Fischer and Piesbergen lo reported that the bisarenechromium(0) complexes are diamagnetic. N o epr signal is to be expected; the electronic configuration is most probably . . .(a1g)2. Addition of another electron may lead to . . .(al,)1(ezu)2. The enu (ligand) level is assumed to be made up predominantly of the lowest antibonding A orbitals of the two naphthalene ligands. Sufficient overlap should be provided to cause the coupling of the two spins, particularly if the N p molecules are eclipsed. The . . .(alg)l(ezu)zconfiguration is assumed to be responsible for the set of epr lines marked with 0 in Figure 3d, which predominates at Li/Cr = 5 and corresponds formally to Np2-Cr( - I). The next electron leads to Npz-Cr( - II), which could have the following configurations: . . . (a1g)2(e2u)2, . . .(alg)1(ezu)3(singlet), or . . .(alg)l(e2J3 (triplet). From the first two configurations no epr signal is to be expected; in the last case zero-field splitting would most probably broaden the epr lines beyond observability. It is therefore suggested that the set of lines marked with X in Figure 3d represents Npz-Cr( - 111), which has the configuration (alg)l(e2J4. It should be noted that the presented epr evidence for the delocalization and pairing of the extra electrons in ligand orbitals corroborates the MO level ordering given by Prins and Reinders (alg < e,, < el,*), which otherwise was somewhat doubtful, according to the cited authom6 The smearing out of the hyperfine structure at Li/Cr > 5 may perhaps be due to the formation of even higher reduced chromium species. Hydrolysis and deuterolysis experiments reported earlierg have in fact shown that, as in the case of the bisnaphthalenevanadium complexes, up to six electrons [counted from Cr(O)] may be taken up by the chromium species. The negatively charged complexes of Cr as well of V are interesting intermediates, e.g., for the fixation and reduction of molecular nitrogen. 1, l 2 Experimental Section Solutions of the bisarene complexes were prepared adding the metal salt in THF (concentration 10-2-10-3 mol/l.) in an argon countercurrent to the solution in THF (concentration lo+mol/l.). A varian X-band spectrometer with 100-kHz field modulation was used for the epr measurements. The characteristic parameters ( g values, hyperfine coupling constants) were obtained by comparison with a standard sample of peroxylamine disulfonate ( g = 2.0055; UN = 13.0 f 0.1 G = 36.5 zk 0.3 MHz).

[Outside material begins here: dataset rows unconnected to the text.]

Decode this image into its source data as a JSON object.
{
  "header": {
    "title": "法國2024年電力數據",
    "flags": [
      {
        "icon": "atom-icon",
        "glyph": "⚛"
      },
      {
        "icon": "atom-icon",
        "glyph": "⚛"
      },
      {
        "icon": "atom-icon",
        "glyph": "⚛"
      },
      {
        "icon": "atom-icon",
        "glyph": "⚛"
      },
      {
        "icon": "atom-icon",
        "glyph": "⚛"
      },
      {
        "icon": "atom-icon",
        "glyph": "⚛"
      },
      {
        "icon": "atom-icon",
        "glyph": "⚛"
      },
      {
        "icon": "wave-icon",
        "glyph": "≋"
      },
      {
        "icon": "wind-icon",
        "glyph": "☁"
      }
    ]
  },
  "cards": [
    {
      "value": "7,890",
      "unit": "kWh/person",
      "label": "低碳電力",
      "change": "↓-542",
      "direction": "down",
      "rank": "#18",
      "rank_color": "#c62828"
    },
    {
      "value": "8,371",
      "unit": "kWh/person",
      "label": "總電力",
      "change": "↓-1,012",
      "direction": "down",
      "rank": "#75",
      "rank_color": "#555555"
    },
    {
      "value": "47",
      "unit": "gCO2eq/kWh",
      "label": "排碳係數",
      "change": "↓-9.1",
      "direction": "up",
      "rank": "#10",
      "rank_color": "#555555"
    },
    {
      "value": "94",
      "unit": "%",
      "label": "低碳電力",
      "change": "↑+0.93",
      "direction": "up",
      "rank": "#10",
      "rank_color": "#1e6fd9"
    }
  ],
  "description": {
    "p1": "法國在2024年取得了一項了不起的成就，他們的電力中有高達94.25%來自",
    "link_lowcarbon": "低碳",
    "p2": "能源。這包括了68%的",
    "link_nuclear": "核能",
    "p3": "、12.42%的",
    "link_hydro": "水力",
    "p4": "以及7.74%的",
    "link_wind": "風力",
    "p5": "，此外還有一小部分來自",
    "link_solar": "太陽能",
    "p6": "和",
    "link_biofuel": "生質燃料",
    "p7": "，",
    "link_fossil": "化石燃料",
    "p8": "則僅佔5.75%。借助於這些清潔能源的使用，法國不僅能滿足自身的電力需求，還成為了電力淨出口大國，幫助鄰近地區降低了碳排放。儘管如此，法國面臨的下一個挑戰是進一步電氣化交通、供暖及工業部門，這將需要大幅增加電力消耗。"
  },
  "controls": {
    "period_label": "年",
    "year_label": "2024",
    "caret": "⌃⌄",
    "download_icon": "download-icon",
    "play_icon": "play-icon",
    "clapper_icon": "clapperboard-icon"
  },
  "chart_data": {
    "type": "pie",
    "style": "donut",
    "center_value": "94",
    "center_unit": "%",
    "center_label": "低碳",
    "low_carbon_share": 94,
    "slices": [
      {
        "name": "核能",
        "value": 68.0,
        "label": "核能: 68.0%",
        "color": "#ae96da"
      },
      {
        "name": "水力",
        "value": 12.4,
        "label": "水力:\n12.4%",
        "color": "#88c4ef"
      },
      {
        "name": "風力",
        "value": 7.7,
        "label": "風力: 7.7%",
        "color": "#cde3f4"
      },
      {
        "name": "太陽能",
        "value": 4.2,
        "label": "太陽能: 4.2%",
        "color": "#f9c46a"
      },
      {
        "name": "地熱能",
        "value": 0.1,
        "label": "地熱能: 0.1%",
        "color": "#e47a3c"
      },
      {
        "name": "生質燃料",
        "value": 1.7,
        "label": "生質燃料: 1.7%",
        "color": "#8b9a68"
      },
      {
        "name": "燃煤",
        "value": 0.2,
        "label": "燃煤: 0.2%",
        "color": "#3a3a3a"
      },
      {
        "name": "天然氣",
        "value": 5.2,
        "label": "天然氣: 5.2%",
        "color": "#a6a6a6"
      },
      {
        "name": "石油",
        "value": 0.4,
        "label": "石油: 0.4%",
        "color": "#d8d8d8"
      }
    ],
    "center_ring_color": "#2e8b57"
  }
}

Acknowledgment. Thanks are due to Dr. G. R. Luckhurst, Department of Chemistry, University of Southampton, for helpful criticism, and to Varian A.G., Zurich, for permitting the use of the “Spectro System 100” for spectra simulation. (10) E. 0. Fischer and U. Piesbergen, 2. Naturforsch. B, 11, 758 ( 1956).

(11) G. Henrici-Olive and S . Olive, Angew. Chem., 79, 898 (1967); Angew. Chem., I n t . Ed. Engl., 6, 873 (1967). (12) G. Henrici-OlivC and S . Olive, Angew. Chem., 81, 679 (1969); Angew. Chem., Inr. Ed. Engl., 8, 650 (1969).

Journal of the American Chemical Society 1 92:16 1 August 12, 1970